*WORK ORDER*. Below are some entries. Reproduce them word for word.

........

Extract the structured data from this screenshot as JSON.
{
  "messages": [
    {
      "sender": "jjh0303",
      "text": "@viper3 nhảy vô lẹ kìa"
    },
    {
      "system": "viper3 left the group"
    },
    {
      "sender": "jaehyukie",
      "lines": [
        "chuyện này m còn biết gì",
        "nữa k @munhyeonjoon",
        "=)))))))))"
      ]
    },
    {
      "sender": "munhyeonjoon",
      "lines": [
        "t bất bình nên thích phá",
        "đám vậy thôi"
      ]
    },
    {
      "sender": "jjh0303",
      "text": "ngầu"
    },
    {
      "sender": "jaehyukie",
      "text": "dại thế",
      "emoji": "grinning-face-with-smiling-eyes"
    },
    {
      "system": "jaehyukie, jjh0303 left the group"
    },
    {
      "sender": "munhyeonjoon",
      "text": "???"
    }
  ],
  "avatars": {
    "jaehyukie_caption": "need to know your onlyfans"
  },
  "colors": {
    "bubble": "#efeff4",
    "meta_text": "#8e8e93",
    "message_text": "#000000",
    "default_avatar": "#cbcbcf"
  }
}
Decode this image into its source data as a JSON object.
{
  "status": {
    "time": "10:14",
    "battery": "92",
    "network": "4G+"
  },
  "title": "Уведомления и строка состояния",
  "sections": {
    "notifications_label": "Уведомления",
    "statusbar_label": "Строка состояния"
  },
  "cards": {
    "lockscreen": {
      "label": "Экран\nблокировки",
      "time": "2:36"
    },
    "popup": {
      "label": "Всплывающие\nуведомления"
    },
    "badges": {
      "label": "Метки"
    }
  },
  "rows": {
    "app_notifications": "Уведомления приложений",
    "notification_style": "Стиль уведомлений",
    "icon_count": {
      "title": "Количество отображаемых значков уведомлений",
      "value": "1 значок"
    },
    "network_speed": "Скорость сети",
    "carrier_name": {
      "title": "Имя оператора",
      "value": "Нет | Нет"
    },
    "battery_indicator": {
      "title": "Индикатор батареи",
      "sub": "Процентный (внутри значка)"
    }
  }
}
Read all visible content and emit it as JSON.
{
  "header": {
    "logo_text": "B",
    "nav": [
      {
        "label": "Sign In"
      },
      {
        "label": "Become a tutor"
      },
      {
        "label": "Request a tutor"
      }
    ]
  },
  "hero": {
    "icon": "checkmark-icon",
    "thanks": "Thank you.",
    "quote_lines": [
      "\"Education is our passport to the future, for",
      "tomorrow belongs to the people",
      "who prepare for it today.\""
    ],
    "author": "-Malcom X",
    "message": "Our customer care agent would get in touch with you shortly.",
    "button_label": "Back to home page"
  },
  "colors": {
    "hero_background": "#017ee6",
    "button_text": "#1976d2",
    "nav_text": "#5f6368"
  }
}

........

*TASK OUTPUT*.
Extract the structured data from this screenshot as JSON.
{
  "messages": [
    {
      "sender": "jjh0303",
      "text": "@viper3 nhảy vô lẹ kìa"
    },
    {
      "system": "viper3 left the group"
    },
    {
      "sender": "jaehyukie",
      "lines": [
        "chuyện này m còn biết gì",
        "nữa k @munhyeonjoon",
        "=)))))))))"
      ]
    },
    {
      "sender": "munhyeonjoon",
      "lines": [
        "t bất bình nên thích phá",
        "đám vậy thôi"
      ]
    },
    {
      "sender": "jjh0303",
      "text": "ngầu"
    },
    {
      "sender": "jaehyukie",
      "text": "dại thế",
      "emoji": "grinning-face-with-smiling-eyes"
    },
    {
      "system": "jaehyukie, jjh0303 left the group"
    },
    {
      "sender": "munhyeonjoon",
      "text": "???"
    }
  ],
  "avatars": {
    "jaehyukie_caption": "need to know your onlyfans"
  },
  "colors": {
    "bubble": "#efeff4",
    "meta_text": "#8e8e93",
    "message_text": "#000000",
    "default_avatar": "#cbcbcf"
  }
}
Decode this image into its source data as a JSON object.
{
  "status": {
    "time": "10:14",
    "battery": "92",
    "network": "4G+"
  },
  "title": "Уведомления и строка состояния",
  "sections": {
    "notifications_label": "Уведомления",
    "statusbar_label": "Строка состояния"
  },
  "cards": {
    "lockscreen": {
      "label": "Экран\nблокировки",
      "time": "2:36"
    },
    "popup": {
      "label": "Всплывающие\nуведомления"
    },
    "badges": {
      "label": "Метки"
    }
  },
  "rows": {
    "app_notifications": "Уведомления приложений",
    "notification_style": "Стиль уведомлений",
    "icon_count": {
      "title": "Количество отображаемых значков уведомлений",
      "value": "1 значок"
    },
    "network_speed": "Скорость сети",
    "carrier_name": {
      "title": "Имя оператора",
      "value": "Нет | Нет"
    },
    "battery_indicator": {
      "title": "Индикатор батареи",
      "sub": "Процентный (внутри значка)"
    }
  }
}
Read all visible content and emit it as JSON.
{
  "header": {
    "logo_text": "B",
    "nav": [
      {
        "label": "Sign In"
      },
      {
        "label": "Become a tutor"
      },
      {
        "label": "Request a tutor"
      }
    ]
  },
  "hero": {
    "icon": "checkmark-icon",
    "thanks": "Thank you.",
    "quote_lines": [
      "\"Education is our passport to the future, for",
      "tomorrow belongs to the people",
      "who prepare for it today.\""
    ],
    "author": "-Malcom X",
    "message": "Our customer care agent would get in touch with you shortly.",
    "button_label": "Back to home page"
  },
  "colors": {
    "hero_background": "#017ee6",
    "button_text": "#1976d2",
    "nav_text": "#5f6368"
  }
}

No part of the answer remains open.